What you need to do ->
Scan the entries for the word "ticket". Every line that has it should be copied.

Source records ->

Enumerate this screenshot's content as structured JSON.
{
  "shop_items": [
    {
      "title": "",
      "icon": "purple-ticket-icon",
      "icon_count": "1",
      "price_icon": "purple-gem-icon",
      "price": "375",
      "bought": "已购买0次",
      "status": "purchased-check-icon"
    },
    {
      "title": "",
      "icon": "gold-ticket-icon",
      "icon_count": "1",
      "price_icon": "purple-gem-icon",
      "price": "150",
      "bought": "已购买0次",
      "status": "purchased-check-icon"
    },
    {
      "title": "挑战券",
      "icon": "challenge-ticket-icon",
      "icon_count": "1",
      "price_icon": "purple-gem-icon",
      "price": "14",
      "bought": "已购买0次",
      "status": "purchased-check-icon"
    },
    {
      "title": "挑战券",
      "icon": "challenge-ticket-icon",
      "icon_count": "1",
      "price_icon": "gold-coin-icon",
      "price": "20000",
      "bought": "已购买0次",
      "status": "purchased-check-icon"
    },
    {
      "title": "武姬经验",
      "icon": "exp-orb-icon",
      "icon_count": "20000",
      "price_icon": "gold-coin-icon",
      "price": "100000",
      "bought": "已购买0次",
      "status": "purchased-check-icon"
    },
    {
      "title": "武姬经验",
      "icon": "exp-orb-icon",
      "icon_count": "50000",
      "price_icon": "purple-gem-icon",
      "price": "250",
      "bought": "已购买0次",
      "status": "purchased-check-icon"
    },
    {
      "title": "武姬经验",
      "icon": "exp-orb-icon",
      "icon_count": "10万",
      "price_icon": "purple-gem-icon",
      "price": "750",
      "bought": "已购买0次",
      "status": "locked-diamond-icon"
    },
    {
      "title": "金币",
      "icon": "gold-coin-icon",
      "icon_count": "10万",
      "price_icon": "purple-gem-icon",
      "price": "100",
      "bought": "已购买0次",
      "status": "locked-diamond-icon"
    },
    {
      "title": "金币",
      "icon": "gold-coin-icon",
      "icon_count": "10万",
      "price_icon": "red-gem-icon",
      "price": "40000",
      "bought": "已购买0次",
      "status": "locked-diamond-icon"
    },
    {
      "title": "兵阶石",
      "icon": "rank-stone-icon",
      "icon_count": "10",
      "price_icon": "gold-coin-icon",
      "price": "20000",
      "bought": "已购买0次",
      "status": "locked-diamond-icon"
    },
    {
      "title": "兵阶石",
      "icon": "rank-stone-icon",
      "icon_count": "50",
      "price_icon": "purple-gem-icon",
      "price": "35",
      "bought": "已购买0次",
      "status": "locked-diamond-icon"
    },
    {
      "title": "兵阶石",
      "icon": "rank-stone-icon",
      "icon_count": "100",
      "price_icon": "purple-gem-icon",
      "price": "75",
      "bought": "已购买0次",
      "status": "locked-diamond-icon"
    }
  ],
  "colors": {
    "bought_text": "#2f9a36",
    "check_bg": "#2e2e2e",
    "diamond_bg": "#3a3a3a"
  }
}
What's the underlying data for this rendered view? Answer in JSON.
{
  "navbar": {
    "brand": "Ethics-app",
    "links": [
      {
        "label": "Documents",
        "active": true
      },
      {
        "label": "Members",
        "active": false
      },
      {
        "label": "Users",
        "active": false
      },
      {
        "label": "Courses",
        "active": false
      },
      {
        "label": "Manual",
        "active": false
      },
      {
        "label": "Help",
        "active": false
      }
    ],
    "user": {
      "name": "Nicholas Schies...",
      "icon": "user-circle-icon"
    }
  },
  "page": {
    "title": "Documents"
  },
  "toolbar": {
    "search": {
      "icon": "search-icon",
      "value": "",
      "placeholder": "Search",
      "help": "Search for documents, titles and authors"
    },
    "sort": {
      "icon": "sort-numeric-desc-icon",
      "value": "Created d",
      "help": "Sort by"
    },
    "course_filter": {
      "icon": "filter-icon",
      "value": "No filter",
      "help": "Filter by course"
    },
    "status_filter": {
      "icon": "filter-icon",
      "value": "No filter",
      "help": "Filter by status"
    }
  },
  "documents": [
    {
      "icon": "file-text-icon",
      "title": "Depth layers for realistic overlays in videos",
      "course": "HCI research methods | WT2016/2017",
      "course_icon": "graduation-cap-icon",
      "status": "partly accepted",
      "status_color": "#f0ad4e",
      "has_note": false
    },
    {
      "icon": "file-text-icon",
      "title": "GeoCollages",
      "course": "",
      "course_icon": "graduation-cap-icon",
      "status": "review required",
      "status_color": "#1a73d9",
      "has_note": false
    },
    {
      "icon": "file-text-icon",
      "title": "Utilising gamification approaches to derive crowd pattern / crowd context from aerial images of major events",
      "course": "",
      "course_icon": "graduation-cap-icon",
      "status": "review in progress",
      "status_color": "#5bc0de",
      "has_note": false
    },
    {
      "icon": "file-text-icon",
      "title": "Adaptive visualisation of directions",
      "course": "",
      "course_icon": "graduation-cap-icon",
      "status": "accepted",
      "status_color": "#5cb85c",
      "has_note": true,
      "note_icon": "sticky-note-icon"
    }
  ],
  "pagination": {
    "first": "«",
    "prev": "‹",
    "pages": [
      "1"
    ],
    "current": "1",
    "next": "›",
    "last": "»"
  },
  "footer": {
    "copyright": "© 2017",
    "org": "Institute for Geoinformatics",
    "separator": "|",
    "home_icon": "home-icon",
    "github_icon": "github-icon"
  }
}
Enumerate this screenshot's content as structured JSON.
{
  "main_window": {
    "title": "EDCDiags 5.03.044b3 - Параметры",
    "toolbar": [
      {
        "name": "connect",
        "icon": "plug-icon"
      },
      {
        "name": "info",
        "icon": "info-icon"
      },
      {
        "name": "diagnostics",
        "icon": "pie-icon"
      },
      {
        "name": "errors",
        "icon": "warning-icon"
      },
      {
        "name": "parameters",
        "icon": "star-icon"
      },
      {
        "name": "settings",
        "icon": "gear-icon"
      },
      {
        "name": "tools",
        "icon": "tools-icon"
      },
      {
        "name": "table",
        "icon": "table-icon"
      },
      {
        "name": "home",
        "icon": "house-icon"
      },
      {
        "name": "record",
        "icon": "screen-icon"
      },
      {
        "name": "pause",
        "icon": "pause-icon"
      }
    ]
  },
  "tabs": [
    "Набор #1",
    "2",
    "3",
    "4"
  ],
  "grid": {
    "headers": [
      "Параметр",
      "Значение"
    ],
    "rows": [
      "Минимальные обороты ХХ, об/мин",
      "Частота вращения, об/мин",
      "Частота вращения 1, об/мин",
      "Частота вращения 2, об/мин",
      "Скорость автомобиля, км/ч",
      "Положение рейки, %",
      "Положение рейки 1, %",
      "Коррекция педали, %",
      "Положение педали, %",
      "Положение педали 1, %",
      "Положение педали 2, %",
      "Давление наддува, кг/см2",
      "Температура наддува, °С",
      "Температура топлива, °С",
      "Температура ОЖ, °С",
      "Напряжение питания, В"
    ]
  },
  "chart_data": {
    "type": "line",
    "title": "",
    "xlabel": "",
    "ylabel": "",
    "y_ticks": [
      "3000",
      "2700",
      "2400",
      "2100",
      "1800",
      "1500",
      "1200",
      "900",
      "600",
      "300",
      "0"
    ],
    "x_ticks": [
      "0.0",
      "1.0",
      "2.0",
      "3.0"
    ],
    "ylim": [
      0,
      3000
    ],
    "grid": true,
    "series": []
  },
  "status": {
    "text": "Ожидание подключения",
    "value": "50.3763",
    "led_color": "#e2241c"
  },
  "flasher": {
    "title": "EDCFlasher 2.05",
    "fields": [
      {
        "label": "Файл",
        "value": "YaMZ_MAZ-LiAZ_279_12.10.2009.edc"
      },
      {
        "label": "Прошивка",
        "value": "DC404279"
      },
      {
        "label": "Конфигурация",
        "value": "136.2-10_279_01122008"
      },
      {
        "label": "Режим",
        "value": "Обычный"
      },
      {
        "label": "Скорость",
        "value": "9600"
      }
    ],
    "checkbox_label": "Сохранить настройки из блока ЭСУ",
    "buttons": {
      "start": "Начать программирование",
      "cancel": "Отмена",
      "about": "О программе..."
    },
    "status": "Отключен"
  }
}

Answer space ->
      "icon": "purple-ticket-icon",
      "icon": "gold-ticket-icon",
      "icon": "challenge-ticket-icon",
      "icon": "challenge-ticket-icon",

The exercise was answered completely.